The gallery, whose curators include frequently-censored artists Spencer Tunick and Savannah Spirit, was created in response to artists’ increased reliance on social media platforms as the coronavirus pandemic forced global closings of physical art spaces. The gallery provides a space for work deemed unfit for view by social media companies, providing space for censored artists and insight into the array of art rejected by digital gatekeepers.
Artists are now more vulnerable than ever to the chaotic manner in which platforms, such as Facebook, Instagram, Tumblr, and YouTube, remove and restrict art vaguely defined as “objectionable.” The gallery is part of a campaign calling on social media companies to adopt a clear set of notice and appeals principles guiding the regulation of art online and allowing art to circulate freely in the online environment.
As NCAC’s Director of Programs, Svetlana Mintcheva, explained, “As is always the case with censorship, those with the least access to political or cultural power are the first silenced. We understand companies are facing unprecedented challenges moderating their platforms, but that is no reason to choose the easy but profoundly undemocratic route of jettisoning creative freedom.”
David Willson, IBEX Collection Executive Director and Collector, detailed why this project is so vital: “Banning artworks and artists accounts means not only cutting off creatives from their fans and customers, and in many cases damaging their careers, but also forces artists to self-censor, even when fully compliant with social media community guidelines, which is an insidious problem cutting away the heart of artistic freedom. Instead of suppressing artists, it is crucial to support artists as they are striving to maintain themselves in a period that has seen devastation of the arts and the art markets.”

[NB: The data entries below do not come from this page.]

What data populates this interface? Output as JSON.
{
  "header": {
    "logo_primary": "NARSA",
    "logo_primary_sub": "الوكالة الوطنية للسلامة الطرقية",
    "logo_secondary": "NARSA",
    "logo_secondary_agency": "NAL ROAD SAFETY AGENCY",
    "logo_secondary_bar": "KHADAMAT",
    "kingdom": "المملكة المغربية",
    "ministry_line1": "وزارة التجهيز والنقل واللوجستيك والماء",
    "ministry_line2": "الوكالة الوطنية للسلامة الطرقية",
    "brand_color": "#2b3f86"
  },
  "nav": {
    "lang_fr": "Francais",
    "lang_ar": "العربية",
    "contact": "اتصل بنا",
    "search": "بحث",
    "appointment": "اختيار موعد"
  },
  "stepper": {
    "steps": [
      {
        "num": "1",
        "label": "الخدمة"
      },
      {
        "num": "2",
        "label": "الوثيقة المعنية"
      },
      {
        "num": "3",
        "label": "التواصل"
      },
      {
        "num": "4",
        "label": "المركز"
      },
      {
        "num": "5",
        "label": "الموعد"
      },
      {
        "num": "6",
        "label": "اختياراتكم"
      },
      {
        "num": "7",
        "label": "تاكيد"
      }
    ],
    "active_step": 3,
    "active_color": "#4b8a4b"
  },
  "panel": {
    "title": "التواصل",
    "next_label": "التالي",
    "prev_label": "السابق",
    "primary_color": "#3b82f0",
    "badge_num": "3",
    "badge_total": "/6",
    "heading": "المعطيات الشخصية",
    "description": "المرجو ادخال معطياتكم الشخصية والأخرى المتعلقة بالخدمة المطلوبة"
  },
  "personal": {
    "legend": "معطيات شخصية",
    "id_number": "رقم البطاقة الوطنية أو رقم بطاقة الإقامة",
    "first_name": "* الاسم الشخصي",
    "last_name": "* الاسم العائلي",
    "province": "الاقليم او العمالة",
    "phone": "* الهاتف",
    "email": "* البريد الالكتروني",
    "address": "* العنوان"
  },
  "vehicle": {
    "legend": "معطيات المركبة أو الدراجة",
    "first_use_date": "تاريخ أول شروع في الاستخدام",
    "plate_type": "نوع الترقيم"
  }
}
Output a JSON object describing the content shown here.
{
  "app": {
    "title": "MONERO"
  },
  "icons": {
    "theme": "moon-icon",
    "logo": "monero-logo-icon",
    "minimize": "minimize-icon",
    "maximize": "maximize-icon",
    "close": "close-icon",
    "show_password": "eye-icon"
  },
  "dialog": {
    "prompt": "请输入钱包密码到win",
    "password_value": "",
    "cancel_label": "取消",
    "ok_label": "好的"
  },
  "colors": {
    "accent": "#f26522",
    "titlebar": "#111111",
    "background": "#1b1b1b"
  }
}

The Don’t Delete Art gallery is curated by a collective including artists Spencer Tunick and Savannah Spirit, as well as representatives from the arts organizations involved. The gallery will host webinars and digital events, as well as rotating exhibitions.
According to censored artist Reuben Negron, “Social media networks dictating what is acceptable and what is not are shifting our public perceptions of what we want to see. And that dictates, for instance, what we hang on our walls; and if people are no longer buying certain things, galleries aren’t going to show that content. Thereby they aren’t going to take on artists who deal with that ‘difficult’ subject matter. So these artists might no longer have venues to show their works because of this.”
In addition to providing a platform for censored art, the coalition is calling on social media companies to adopt a set of principles governing how they handle artist content on their platforms. The principles include increased notifications for content that is removed or “downranked,” better guidance and more opportunities to appeal all content moderation decisions from post removal to downranking to account deletion, and a commitment to encourage, rather than discourage, artistic freedom.